This small, yet extensive museum houses many historic items from Judy Garland’s career and life. Several props and costumes from The Wizard of Oz are showcased, including the carriage ridden into Oz. Before it carried Dorothy and her friends into Oz, it was owned by Abraham Lincoln.
Connected to the museum is the modest historic home where Garland spent the first four years of her life. It has been restored to its 1920s decor. Grand Rapids businessman Jon Miner purchased the home for $50,000 in the 1990s and moved it to the current location, which is connected by a walkway from the main building.
The museum was also the site of a heist where a pair of ruby slippers, one of four used in The Wizard of Oz, were stolen in 2005 while on loan to the museum. The slippers were recovered in 2018, and in May 2023, a local man was indicted for their theft.
Garland’s legacy is kept alive by John Kelsh, the museum’s Senior Director. He’s spent half of his life raising money for the museum, building the exhibits, and making sure people in the town know that one of the biggest stars in the world got her start in Grand Rapids.
Kelsh believes Dorothy’s house is just as important as those inhabited by former presidents. Even more so because of The Wizard of Oz. “Does anyone know who Grover Cleveland is? Would they want to visit his house?” No, he explained. But, Judy’s house, rather Dorothy’s house will always remain an attraction.

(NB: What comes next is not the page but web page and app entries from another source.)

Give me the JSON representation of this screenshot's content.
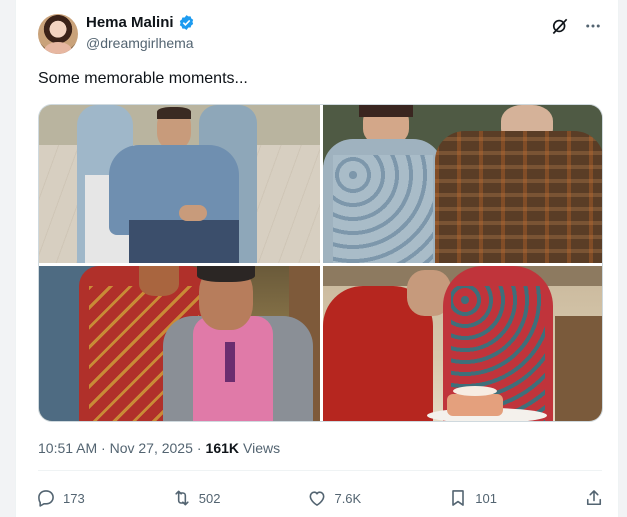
{
  "post": {
    "author": {
      "display_name": "Hema Malini",
      "handle": "@dreamgirlhema",
      "verified": true
    },
    "text": "Some memorable moments...",
    "timestamp": "10:51 AM · Nov 27, 2025",
    "views_count": "161K",
    "views_label": "Views"
  },
  "actions": {
    "replies": "173",
    "reposts": "502",
    "likes": "7.6K",
    "bookmarks": "101"
  },
  "icons": {
    "grok": "grok-icon",
    "more": "more-icon",
    "reply": "reply-icon",
    "repost": "repost-icon",
    "like": "like-icon",
    "bookmark": "bookmark-icon",
    "share": "share-icon"
  },
  "colors": {
    "text_primary": "#0f1419",
    "text_secondary": "#536471",
    "verified_blue": "#1d9bf0",
    "border": "#cfd9de"
  }
}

Because kids always know Dorothy. The small, classic wood frame house even looks like the one that landed on the wicked witch more than 70 years ago.

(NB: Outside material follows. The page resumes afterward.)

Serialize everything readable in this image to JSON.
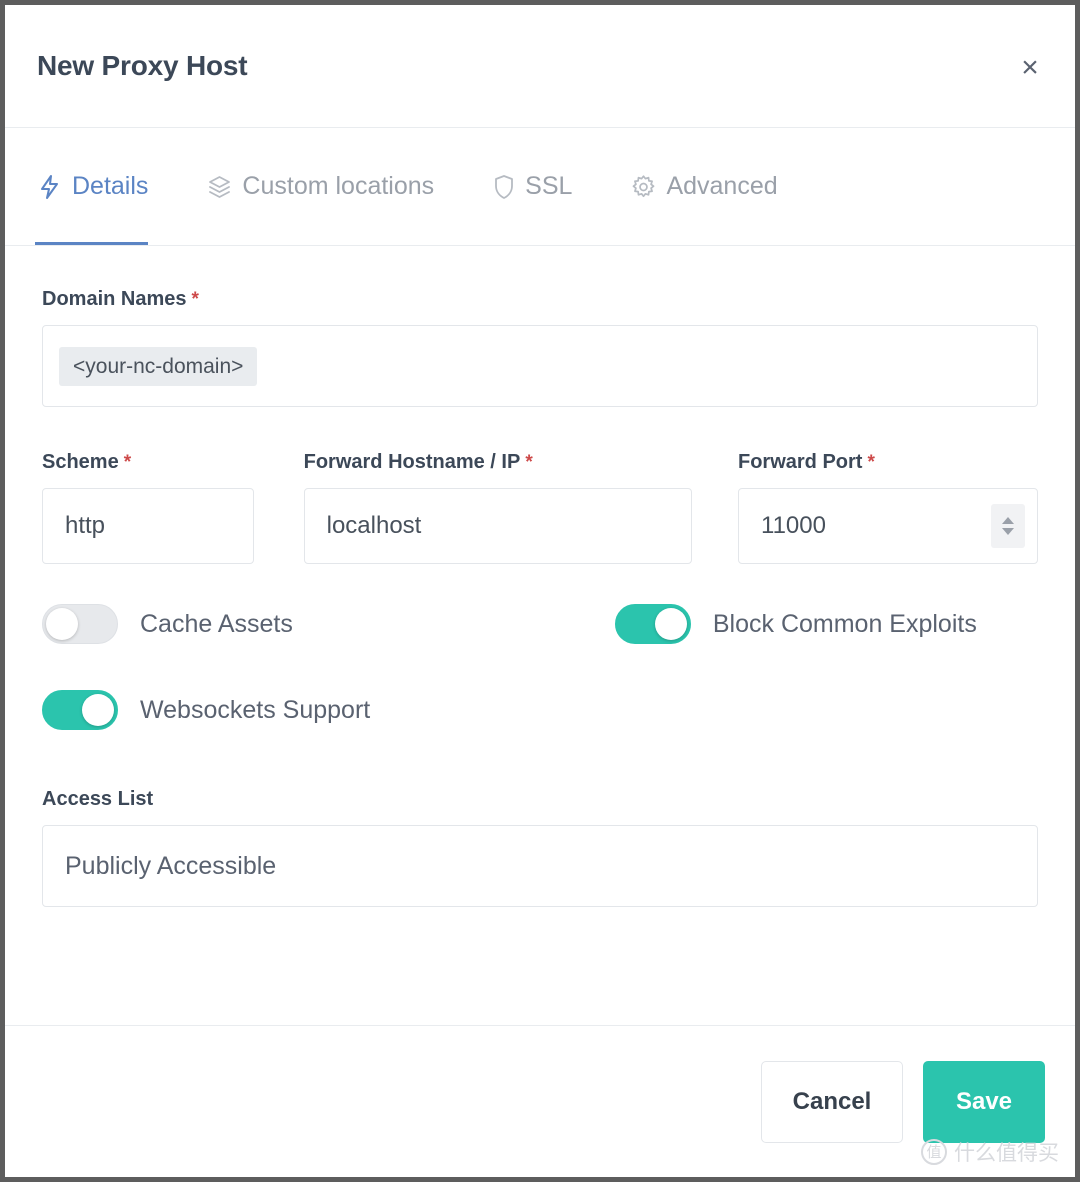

Know Before You Go
Every June the museum hosts a large festival celebrating all things Judy Garland and The Wizard of Oz. Adjacent to the museum is also the Children's Discovery Museum, a large interactive children's play area.